Movements[edit]

The work is in four movements and is scored for two oboes, bassoon, two horns (in E and G), continuo (harpsichord) and strings:[2]

  1. Allegro con brio, 4
    4
  2. Menuetto e Trio (Trio in E major): Allegretto, 3
    4
  3. Adagio in E major, 2
    4
  4. Finale: Presto, 2
    2

Haydn-44-1-theme.png

The piece is typical of Haydn's Sturm und Drang (storm and stress) period. The first movement, which is in sonata form, begins with a four-note motif played in unison which occurs throughout the movement. After a brief period of E minor, the second subject, in G major, in its fullest form, appears abruptly. The development section develops both themes, especially the first half of the second theme. The development of the second theme becomes unstoppable and hyperactive and eventually climaxes before modulating back to E minor for the recapitulation. The first subject gets its repeat in the tonic in its fullest form. The second theme, this time in the tonic, only gets the second half of itself repeated, because the first half was widely used in the development section, as it is written above. Instead, there is a brief episode in the middle, which helps the second theme's length to stay the same as the exposition.[original research?]

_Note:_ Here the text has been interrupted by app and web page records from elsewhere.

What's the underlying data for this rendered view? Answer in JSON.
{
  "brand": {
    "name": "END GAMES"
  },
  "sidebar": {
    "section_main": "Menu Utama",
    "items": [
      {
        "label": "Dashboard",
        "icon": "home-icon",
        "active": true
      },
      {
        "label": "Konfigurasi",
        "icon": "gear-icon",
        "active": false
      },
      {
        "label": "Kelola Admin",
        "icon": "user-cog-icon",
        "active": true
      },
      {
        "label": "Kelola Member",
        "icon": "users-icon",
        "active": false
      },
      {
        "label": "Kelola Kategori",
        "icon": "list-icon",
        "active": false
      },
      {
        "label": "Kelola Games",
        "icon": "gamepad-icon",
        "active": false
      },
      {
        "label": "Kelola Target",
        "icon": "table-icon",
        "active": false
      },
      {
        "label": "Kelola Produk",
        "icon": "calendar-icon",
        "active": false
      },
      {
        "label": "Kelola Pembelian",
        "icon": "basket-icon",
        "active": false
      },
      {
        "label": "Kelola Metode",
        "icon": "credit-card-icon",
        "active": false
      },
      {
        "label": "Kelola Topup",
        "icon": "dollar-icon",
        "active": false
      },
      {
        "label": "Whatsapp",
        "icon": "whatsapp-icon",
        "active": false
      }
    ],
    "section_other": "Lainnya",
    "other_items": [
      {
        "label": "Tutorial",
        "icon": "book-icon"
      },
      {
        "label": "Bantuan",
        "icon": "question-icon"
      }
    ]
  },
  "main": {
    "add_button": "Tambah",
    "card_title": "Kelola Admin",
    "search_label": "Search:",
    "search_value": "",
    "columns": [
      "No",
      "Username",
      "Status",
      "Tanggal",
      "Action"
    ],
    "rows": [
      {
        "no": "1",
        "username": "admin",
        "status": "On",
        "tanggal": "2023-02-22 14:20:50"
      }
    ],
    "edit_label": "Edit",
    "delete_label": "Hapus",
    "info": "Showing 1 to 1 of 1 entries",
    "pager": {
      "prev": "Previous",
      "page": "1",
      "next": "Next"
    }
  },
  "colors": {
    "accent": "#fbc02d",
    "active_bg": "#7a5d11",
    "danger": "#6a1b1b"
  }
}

The second movement, unusually, is a minuet in E minor and trio in E major; thus the work is one of the few symphonies of the Classical era to place the Minuet second (others include Haydn's 32nd and 37th, and his brother Michael's 15th and 16th). The minuet is in the form of a "Canone in Diapason" between the upper and lower strings with the lower strings trailing the upper strings by a single bar.[2] Haydn would later use a similar double canon with the lower strings trailing the upper strings by one measure in the famous "Witches Minuet" of his D minor quartet from Op. 76.[original research?]

The third movement is slow, also in E major, and with strings muted. The finale, like the first movement, is in sonata form and is dominated by a figure which opens the movement in unison. It is quite contrapuntal, and ends in E minor rather than finishing in a major key as was usual in most other minor key works of the time (including Haydn's next symphony, the Symphony No. 45, The Farewell).[original research?]

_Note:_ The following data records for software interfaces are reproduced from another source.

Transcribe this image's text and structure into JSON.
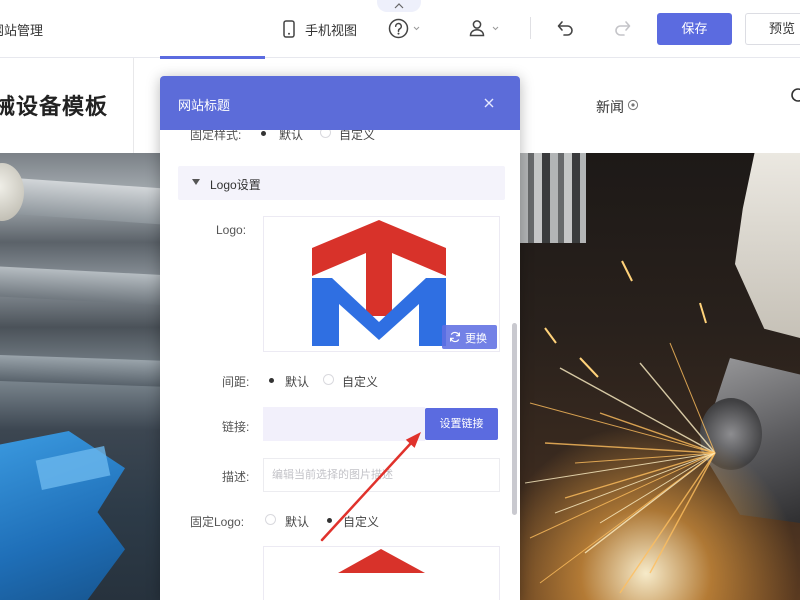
{
  "app": {
    "title": "网站管理"
  },
  "toolbar": {
    "mobile_view_label": "手机视图",
    "save_label": "保存",
    "preview_label": "预览",
    "icons": [
      "phone-icon",
      "help-icon",
      "chevron-down-icon",
      "user-icon",
      "undo-icon",
      "redo-icon",
      "chevron-up-icon"
    ]
  },
  "preview": {
    "site_title": "械设备模板",
    "nav_item": "新闻"
  },
  "panel": {
    "title": "网站标题",
    "fixed_style": {
      "label": "固定样式:",
      "options": [
        "默认",
        "自定义"
      ],
      "selected": "默认"
    },
    "logo_section": {
      "label": "Logo设置",
      "expanded": true
    },
    "logo": {
      "label": "Logo:",
      "replace_label": "更换"
    },
    "spacing": {
      "label": "间距:",
      "options": [
        "默认",
        "自定义"
      ],
      "selected": "默认"
    },
    "link": {
      "label": "链接:",
      "button_label": "设置链接"
    },
    "description": {
      "label": "描述:",
      "placeholder": "编辑当前选择的图片描述"
    },
    "fixed_logo": {
      "label": "固定Logo:",
      "options": [
        "默认",
        "自定义"
      ],
      "selected": "自定义"
    }
  },
  "colors": {
    "accent": "#5b6be0",
    "panel_header": "#5c6cd9",
    "logo_red": "#d8322a",
    "logo_blue": "#2f6fe2",
    "annotation_arrow": "#e0322c"
  }
}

Since all of the movements have the same tonic, the work is homotonal.

See also[edit]

Notes[edit]

  1. ^ (1732-1809), Joseph Haydn. Symphonies. Mi mineur. Hob I 44 - Joseph Haydn (1732-1809) - Work - Resources from the BnF.
  2. ^ a b HC Robbins Landon, Haydn: Chronicle and Works, 5 vols, (Bloomington and London: Indiana University Press, 1976– ) v. 2, Haydn at Eszterhaza, 1766–1790

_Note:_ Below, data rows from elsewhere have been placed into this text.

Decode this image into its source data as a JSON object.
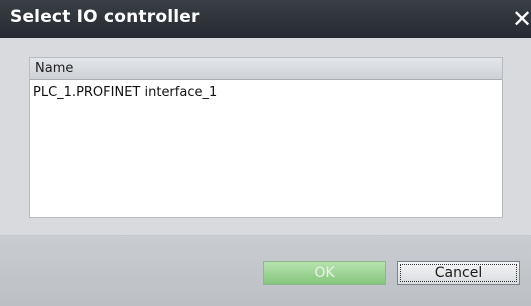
{
  "dialog": {
    "title": "Select IO controller",
    "close_glyph": "✕"
  },
  "list": {
    "column_header": "Name",
    "rows": [
      {
        "name": "PLC_1.PROFINET interface_1"
      }
    ]
  },
  "buttons": {
    "ok_label": "OK",
    "ok_enabled": false,
    "cancel_label": "Cancel"
  },
  "colors": {
    "titlebar": "#2c3037",
    "ok_button": "#9fd596",
    "background": "#d8dadd"
  }
}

References[edit]

  • Robbins Landon, H. C. (1963) Joseph Haydn: Critical Edition of the Complete Symphonies, Universal Edition, Vienna